There was a period of time from 2014-18 where Xenith didn’t launch a single product. The Detroit-based football helmet, gear and apparel company was going through a transitional gap that also included rigorous amounts of research, development and investment in future products.
Needless to say, the wait was well worth it. Xenith launched 30 new products in 2019, including Xenith LOOP, the industry’s first headgear designed for non-tackle football, and isn’t slowing down to start this decade with the release of the Shadow XR helmet.
The Shadow XR is the company’s first product to feature RHEON energy control cells, an ultra energy-absorbing technology that intelligently changes its behavior in response to impact.
“For Shadow XR, we took all the amazing attributes of the Shadow and have advanced and evolved the energy-management system,” Xenith CEO Ryan Sullivan said. “We took the shock matrix and completely re-engineered that to feature and lead with this incredible material we’ve partnered with RHEON.”
The RHEON technology, invented by Daniel Plant PhD, is comprised of materials and geometries that provides soft cushioning for frequent lower-speed impacts, while adapting to strengthen for optimized protection against high-speed impacts. The material helps displace energy throughout the helmet to remove it as compared to footwear materials, which help absorb energy to be returned to the user.
The technology has been engineered at scale utilizing 3D printing into a castle-shaped, shock-absorbing pad which is designed to accommodate different impact angles since they aren’t always head-on. Energy is deadened whether it’s straight on, the back of the head hitting the ground or a side-on collision no matter if a game or practice is in the sweltering heat during two-a-days in Texas or frigid winter games at Lambeau Field in Green Bay.
Sullivan said the results of the Shadow XR speak for themselves, whether analyzed by an independent lab, the Virginia Tech helmet ratings (five stars), internal testing or those conducted by the NFL. He said the Shadow XR outperforms any other product currently on the market by a margin of 10 percent according to the NFL test matrix.

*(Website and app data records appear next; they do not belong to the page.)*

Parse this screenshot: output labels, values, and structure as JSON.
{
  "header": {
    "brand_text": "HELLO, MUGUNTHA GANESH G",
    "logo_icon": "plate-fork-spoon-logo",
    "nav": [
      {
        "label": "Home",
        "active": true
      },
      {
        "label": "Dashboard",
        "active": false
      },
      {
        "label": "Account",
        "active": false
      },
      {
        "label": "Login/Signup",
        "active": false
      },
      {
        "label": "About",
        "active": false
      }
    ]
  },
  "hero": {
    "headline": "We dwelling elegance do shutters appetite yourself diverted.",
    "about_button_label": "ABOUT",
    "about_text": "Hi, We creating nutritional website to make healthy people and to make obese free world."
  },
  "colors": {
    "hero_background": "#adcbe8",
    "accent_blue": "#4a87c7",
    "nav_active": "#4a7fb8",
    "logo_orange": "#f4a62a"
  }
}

“This is the biggest change to our core technology story since the company was born [in 2006],” said Xenith vice-president of product innovation Grant C. Goulet PhD. “We’re very excited about it. It is quite a redefining of energy control in the tackle helmet space. We use energy control very purposefully because it’s intelligent material and the way we implemented it furthers its intelligence.”
The Shadow XR ($679) is scheduled to be ready and on the field for spring football across NCAA Division I and all levels of collegiate play and available at the professional level in time for NFL organized team activities (OTAs). A youth model is scheduled to come out later in the spring.
The latest iteration of the Shadow line will weigh approximately 4.5 pounds, 0.2 pounds heavier than the existing Shadow helmet, which was announced in December 2018. While the weight has increased slightly—though it is still 0.5 pounds lighter than the top industry competitor—the Shadow XR’s added ounces don’t alter its lightweight feeling, comfort or agility, Goulet said.
With the rise of head-related injuries, including CTE, and youth football participation levels decreasing—in 2018-19, boys 11-player football participation fell 3%—Xenith execs hope introducing safer products in the market will keep players, their parents and fans interested in the game while worrying less about potential injury and long-term effects and consequences.
Sullivan said the company plans to look into integrating RHEON technology into other Xenith products, though each presents its own variables and challenges.
“What we’re all about and what our vision is, we want to elevate the athlete’s pursuit in playing, training and living,” Sullivan said. “It’s all those athlete-driven insights and understanding what’s important to them both on and off the field that leads to us creating amazing products and experiences to help them elevate their game.”